Aim of the task:
Line by line, reproduce the records exactly.

==*==

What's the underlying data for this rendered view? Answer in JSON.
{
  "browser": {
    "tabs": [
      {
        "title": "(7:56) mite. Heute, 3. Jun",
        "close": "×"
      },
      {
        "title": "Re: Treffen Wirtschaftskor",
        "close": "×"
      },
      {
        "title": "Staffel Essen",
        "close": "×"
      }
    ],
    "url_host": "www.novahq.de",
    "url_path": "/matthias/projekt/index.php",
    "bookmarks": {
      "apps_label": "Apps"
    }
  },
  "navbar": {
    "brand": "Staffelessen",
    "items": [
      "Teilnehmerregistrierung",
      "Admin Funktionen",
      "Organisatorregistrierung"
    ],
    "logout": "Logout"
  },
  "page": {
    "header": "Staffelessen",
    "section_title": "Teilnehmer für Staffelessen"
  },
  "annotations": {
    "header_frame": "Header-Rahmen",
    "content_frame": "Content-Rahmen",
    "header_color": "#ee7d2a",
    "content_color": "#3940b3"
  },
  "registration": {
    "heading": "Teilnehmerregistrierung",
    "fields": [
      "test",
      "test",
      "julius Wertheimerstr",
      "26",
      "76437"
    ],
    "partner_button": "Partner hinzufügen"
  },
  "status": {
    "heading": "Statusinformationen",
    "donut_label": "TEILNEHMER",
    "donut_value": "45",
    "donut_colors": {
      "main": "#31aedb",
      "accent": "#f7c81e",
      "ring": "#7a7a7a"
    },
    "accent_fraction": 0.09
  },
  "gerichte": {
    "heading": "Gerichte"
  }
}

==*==

Your response:
What's the underlying data for this rendered view? Answer in JSON.
{
  "browser": {
    "tabs": [
      {
        "title": "(7:56) mite. Heute, 3. Jun",
        "close": "×"
      },
      {
        "title": "Re: Treffen Wirtschaftskor",
        "close": "×"
      },
      {
        "title": "Staffel Essen",
        "close": "×"
      }
    ],
    "url_host": "www.novahq.de",
    "url_path": "/matthias/projekt/index.php",
    "bookmarks": {
      "apps_label": "Apps"
    }
  },
  "navbar": {
    "brand": "Staffelessen",
    "items": [
      "Teilnehmerregistrierung",
      "Admin Funktionen",
      "Organisatorregistrierung"
    ],
    "logout": "Logout"
  },
  "page": {
    "header": "Staffelessen",
    "section_title": "Teilnehmer für Staffelessen"
  },
  "annotations": {
    "header_frame": "Header-Rahmen",
    "content_frame": "Content-Rahmen",
    "header_color": "#ee7d2a",
    "content_color": "#3940b3"
  },
  "registration": {
    "heading": "Teilnehmerregistrierung",
    "fields": [
      "test",
      "test",
      "julius Wertheimerstr",
      "26",
      "76437"
    ],
    "partner_button": "Partner hinzufügen"
  },
  "status": {
    "heading": "Statusinformationen",
    "donut_label": "TEILNEHMER",
    "donut_value": "45",
    "donut_colors": {
      "main": "#31aedb",
      "accent": "#f7c81e",
      "ring": "#7a7a7a"
    },
    "accent_fraction": 0.09
  },
  "gerichte": {
    "heading": "Gerichte"
  }
}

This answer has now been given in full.